Amidst the peoples’ plight, DOE Secretary Cusi claims that these fuel price hikes, as well as other retail price increases under the TRAIN law, is for the greater good of the Filipinos. The ultimate goal of [the] tax reform is to be able to fund programs, services, and commodities through the revenue it receives from excise taxes. There are numerous provisions under this law, a few of them being the adjusted oil price taxes, adjusted automobile excise taxes, as well as excise tax on sweetened beverages.
Through the revenue of these excise taxes (and a few more provisions), this law will be able to fund numerous projects. The first of many is VAT-exempt medicines. Effective January 1, 2019, this program enables people to avail of VAT-exempt medications for conditions such as diabetes, high cholesterol, and hypertension. Better quality healthcare services are also being funded through tax reform. One of the goals for this program is to be able to achieve 100% PhilCare coverage as well as improving health centers and hire more medical staff.
Fuel vouchers are also being provided to qualified beneficiaries through what is known as the Pantawid Pasada Program (PPP). The program is to offset the impact of the higher fuel excise tax and to allow those in the transportation industry, specifically franchise jeepney holders, to adjust to the increase in petroleum prices.
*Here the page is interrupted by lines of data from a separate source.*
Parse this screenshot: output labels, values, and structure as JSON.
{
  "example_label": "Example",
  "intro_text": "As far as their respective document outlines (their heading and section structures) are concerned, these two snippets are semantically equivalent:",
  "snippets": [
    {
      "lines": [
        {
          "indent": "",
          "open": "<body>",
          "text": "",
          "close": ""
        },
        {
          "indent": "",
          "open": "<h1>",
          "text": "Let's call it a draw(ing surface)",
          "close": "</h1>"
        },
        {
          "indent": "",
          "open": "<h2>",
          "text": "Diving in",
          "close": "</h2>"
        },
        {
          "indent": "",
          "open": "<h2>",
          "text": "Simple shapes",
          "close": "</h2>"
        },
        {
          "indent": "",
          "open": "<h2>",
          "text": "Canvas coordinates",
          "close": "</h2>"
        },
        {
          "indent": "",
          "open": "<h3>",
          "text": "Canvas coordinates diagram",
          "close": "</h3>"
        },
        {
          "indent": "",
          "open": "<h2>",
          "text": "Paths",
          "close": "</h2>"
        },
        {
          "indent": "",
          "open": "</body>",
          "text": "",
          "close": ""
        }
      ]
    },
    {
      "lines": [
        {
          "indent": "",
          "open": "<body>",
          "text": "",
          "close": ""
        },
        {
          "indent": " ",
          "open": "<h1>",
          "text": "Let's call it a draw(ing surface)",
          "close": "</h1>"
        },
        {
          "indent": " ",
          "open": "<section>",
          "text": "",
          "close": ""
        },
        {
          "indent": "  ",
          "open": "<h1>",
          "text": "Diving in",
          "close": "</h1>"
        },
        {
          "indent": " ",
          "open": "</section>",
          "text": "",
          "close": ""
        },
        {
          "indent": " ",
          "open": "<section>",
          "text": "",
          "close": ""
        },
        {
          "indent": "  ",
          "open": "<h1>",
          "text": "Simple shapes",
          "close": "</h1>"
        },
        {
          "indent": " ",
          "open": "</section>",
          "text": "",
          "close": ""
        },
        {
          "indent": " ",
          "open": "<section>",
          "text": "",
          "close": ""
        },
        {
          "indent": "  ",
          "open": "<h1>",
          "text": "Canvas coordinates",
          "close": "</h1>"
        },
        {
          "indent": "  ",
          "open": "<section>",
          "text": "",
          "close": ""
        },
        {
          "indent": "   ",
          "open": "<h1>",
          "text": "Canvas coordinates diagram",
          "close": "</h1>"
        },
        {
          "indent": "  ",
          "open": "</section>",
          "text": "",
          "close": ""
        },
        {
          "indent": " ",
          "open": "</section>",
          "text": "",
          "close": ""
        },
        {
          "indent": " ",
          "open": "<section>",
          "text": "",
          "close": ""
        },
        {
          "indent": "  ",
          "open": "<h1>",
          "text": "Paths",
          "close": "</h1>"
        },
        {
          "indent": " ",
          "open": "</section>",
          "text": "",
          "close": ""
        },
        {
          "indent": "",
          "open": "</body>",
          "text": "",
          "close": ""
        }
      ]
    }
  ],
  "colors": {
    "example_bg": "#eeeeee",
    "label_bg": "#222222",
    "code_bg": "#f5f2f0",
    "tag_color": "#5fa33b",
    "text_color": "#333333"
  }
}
According to the official website of the Department of Finance, “as of May 28, 2019, around PHP 518 million-worth of fuel cards were distributed to 103, 567 beneficiaries” (Department of Finance, n.d.).
As one of the provisions under the TRAIN law, the fuel excise tax is one of the few ways the government can offset the loss of revenue (Almonte, 2017). But even if it is in its third and final year, motorists are still struggling to adjust to the frequent changes in oil prices. Jeepney drivers and franchise motorists are still dismayed despite the PHP 20, 000 fuel subsidy provided by the government (Caberera, 2019). They believe this is simply a temporary fix to the current problems they are facing, and from the looks of it, prices are still expected to increase on top of the fuel excise tax.
Amidst these problems the motorists and those of the transportation industry are facing, the government believes that the hardships that the people are currently experiencing are a necessary sacrifice that we all must undergo to achieve the success we hope for our country’s future.
Abad, M. (2019, October 10). FAST FACTS: State of Metro Manila’s public transport system. Rappler. Retrieved from https://www.rappler.com/newsbreak/iq/242244-things-to-know-about-metro-manila-public-transport-system
Almonte, L. (2017, December 18). PH shipping, trucking rates seen to rise with fuel excise tax hike. PortCalls Asia. Retrieved from https://www.portcalls.com/ph-shipping-trucking-rates-rise-fuel-excise-tax-hike/
Cabrera, R. (2019, December 28). 5 groups eye P1 jeepney fare hike next year. The Philippine Star. Retrieved from https://www.philstar.com/nation/2019/12/28/1980198/5-groups-eye-p1-jeepney-fare-hike-next-year
CNN Philippines Staff. (2019, January 1). Additional fuel excise tax now in effect. CNN Philippines. Retrieved from https://cnnphilippines.com/news/2019/01/01/Additional-fuel-excise-tax-TRAIN-law.html
Department of Finance. (n.d.). Package 1: TRAIN. Retrieved from https://taxreform.dof.gov.ph/tax-reform-packages/p1-train/
Laurel, D. (2019, January 7). DOE on TRAIN: Higher fuel cost a sacrifice for benefit of country. BBC TopGear Philippines. Retrieved from https://www.topgear.com.ph/news/industry-news/doe-train-costs-a962-20190107?ref=article_reco_slide
Lopez, M. L. (2019, December 30). Higher fuel excise taxes take effect January 1. CNN Philippines. Retrieved from https://www.cnnphilippines.com/news/2019/12/30/Higher-fuel-excise-taxes-2020.html?fbclid=IwAR3_68dgYNsvgIreaO6OaZ6zHQo5DHbnq5-tDALRXv8TSkTG51GHlt9dDvU
OSWG. (2020, January 2). Gatchalian wants task force to monitor fuel tax hike with 3rd tranche of TRAIN law. Philippine Information Agency. Retrieved from https://pia.gov.ph/news/articles/1032196